Sharon Simone and her sister were awarded $2.3 million (with interest) by a Denver jury for sexual abuse committed by their father. It took an act of Congress to garnish their father’s federal pension. Abuse victims found justice in court. Dad’s federal pension open to garnishment after new law in 1994.
By Sue Lindsay
Rocky Mountain News Staff Writer
Sharon Simone and Sue Hammond hugged and celebrated in 1990 when a Denver jury awarded them $2.3 million from their father, who had sexually abused them for years.
But it literally took an act of Congress to get any money from Edward Rodgers, a former FBI agent and child abuse expert. And attorney Joyce Seelen led the campaign to pass legislation that enables federal pensions to be garnisheed to pay judgments for child abuse.
That happened in 1994.
They get $200 a month. After attorneys fees, it amounts to $73 for Simone and $65 for Hammond. The judgment never will be fully paid.
“But it’s great,” Simone said. “It’s really powerful. It’s true that the money doesn’t matter, but it does. That check that comes in every month is dad’s accountability for what he did, and it shows that our government holds him accountable, too.”
Simone used her share to buy a large dining table that seats 16.
“I wanted to do something very special with the money, to have something that I would always remember my father by, something that would bring us together as a family,” she said.
Simone said she and her sisters have found ways to pay for therapy but it hasn’t been easy. “No one can afford hundreds of thousands of dollars of therapy,” she said. “This has cost our family enormously. There are things we should have been able to five our children that went to therapy to heal from the past.
“We don’t own our home, don’t take expensive vacations and don’t have funds for our children’s college educations.”
Simone says her attorney taught her that money is the “currency of justice.” But what was most important to the sisters is that their father acknowledge what he had done.
“If dad would have been willing to look at his budget and say, ‘I can afford about this much a month,’ we would not have had to do any of this, not the lawsuit, not any of this.”
Last year, the sisters began to reconcile with their father, who had become quite ill.
“I have enormous respect for his personal journey since the lawsuit and I’m proud of his willingness to confront his humanity,” Simone said.
Rodgers, declined to be interviewed, but said through his son, Steve Rodgers, that he and his children are continuing to work on reuniting their family.
Elizabeth Medlicott, another daughter who testified about Rodgers’ abuse at the trial, spoke for Hammond and herself, saying, “We are seeking privacy in the ongoing process of reuniting our family.”
After years of estrangement, Simone said her father came to her home for Thanksgiving last year.
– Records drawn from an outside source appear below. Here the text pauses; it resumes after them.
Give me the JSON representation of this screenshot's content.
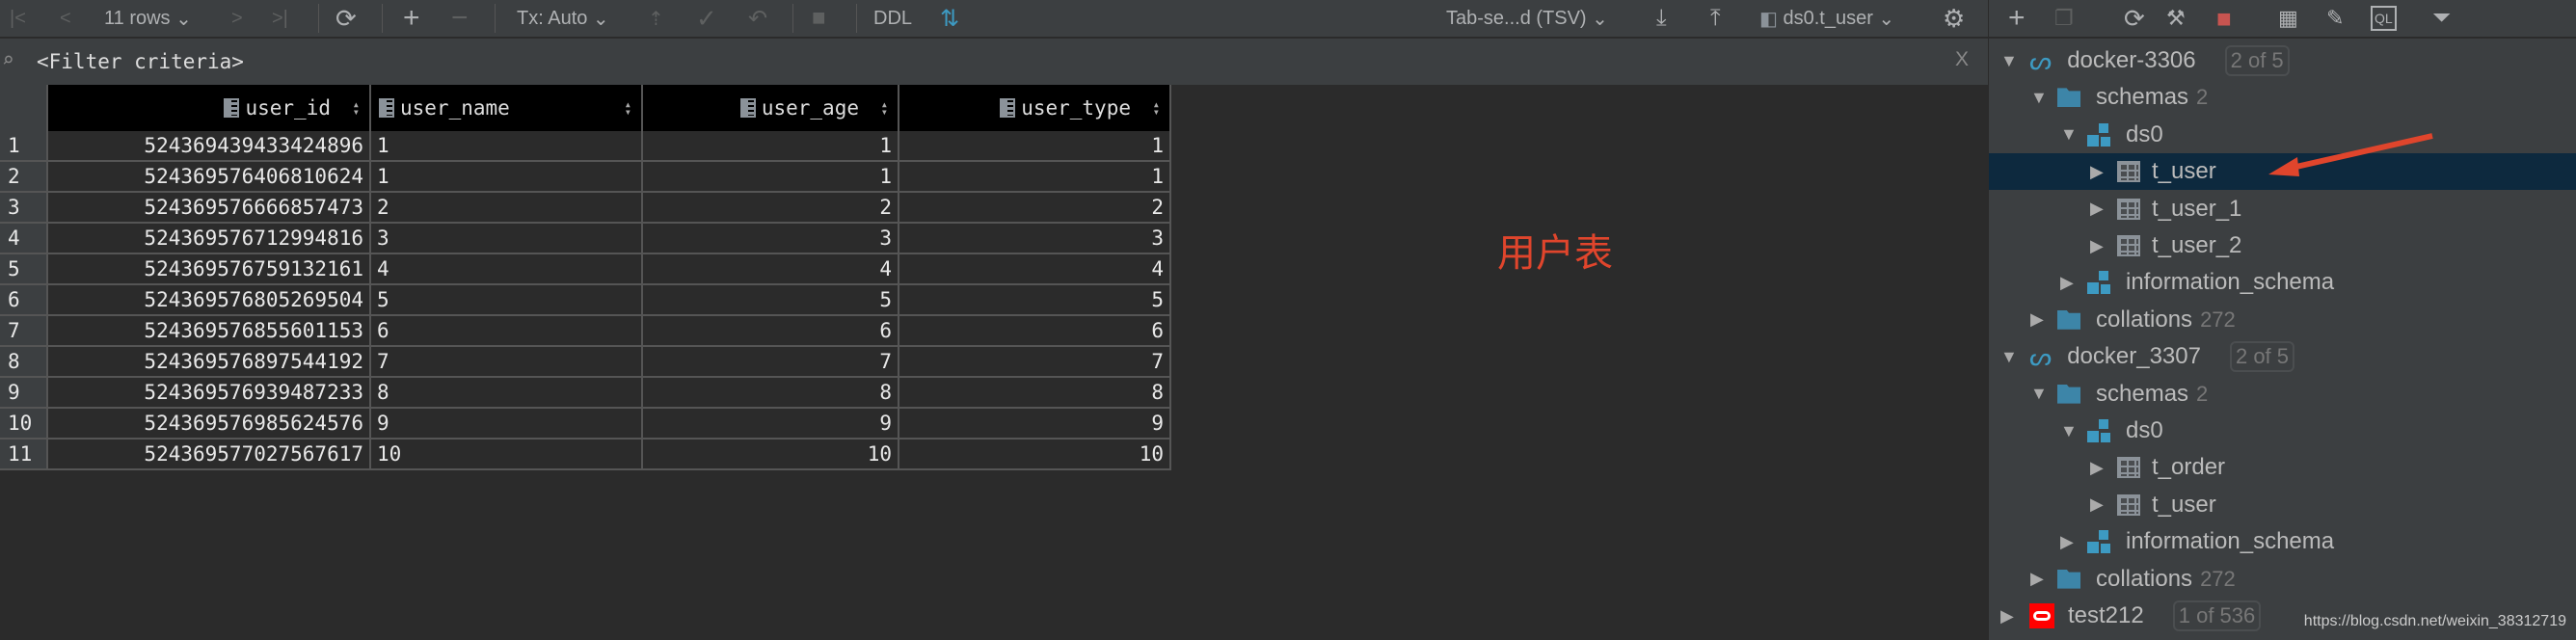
{
  "toolbar": {
    "rows": "11 rows",
    "tx": "Tx: Auto",
    "ddl": "DDL",
    "format": "Tab-se...d (TSV)",
    "target": "ds0.t_user"
  },
  "filter": {
    "placeholder": "<Filter criteria>",
    "close": "X"
  },
  "table": {
    "columns": [
      "user_id",
      "user_name",
      "user_age",
      "user_type"
    ],
    "rows": [
      [
        "1",
        "524369439433424896",
        "1",
        "1",
        "1"
      ],
      [
        "2",
        "524369576406810624",
        "1",
        "1",
        "1"
      ],
      [
        "3",
        "524369576666857473",
        "2",
        "2",
        "2"
      ],
      [
        "4",
        "524369576712994816",
        "3",
        "3",
        "3"
      ],
      [
        "5",
        "524369576759132161",
        "4",
        "4",
        "4"
      ],
      [
        "6",
        "524369576805269504",
        "5",
        "5",
        "5"
      ],
      [
        "7",
        "524369576855601153",
        "6",
        "6",
        "6"
      ],
      [
        "8",
        "524369576897544192",
        "7",
        "7",
        "7"
      ],
      [
        "9",
        "524369576939487233",
        "8",
        "8",
        "8"
      ],
      [
        "10",
        "524369576985624576",
        "9",
        "9",
        "9"
      ],
      [
        "11",
        "524369577027567617",
        "10",
        "10",
        "10"
      ]
    ]
  },
  "annotation": "用户表",
  "tree": {
    "nodes": [
      {
        "label": "docker-3306",
        "badge": "2 of 5"
      },
      {
        "label": "schemas",
        "count": "2"
      },
      {
        "label": "ds0"
      },
      {
        "label": "t_user"
      },
      {
        "label": "t_user_1"
      },
      {
        "label": "t_user_2"
      },
      {
        "label": "information_schema"
      },
      {
        "label": "collations",
        "count": "272"
      },
      {
        "label": "docker_3307",
        "badge": "2 of 5"
      },
      {
        "label": "schemas",
        "count": "2"
      },
      {
        "label": "ds0"
      },
      {
        "label": "t_order"
      },
      {
        "label": "t_user"
      },
      {
        "label": "information_schema"
      },
      {
        "label": "collations",
        "count": "272"
      },
      {
        "label": "test212",
        "badge": "1 of 536"
      }
    ]
  },
  "watermark": "https://blog.csdn.net/weixin_38312719",
  "colors": {
    "accent": "#3d9ac2",
    "annotation": "#e0452c",
    "selection": "#0d293e"
  }
}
She told him about the table.
“And he said, ‘Isn’t that wonderful.’”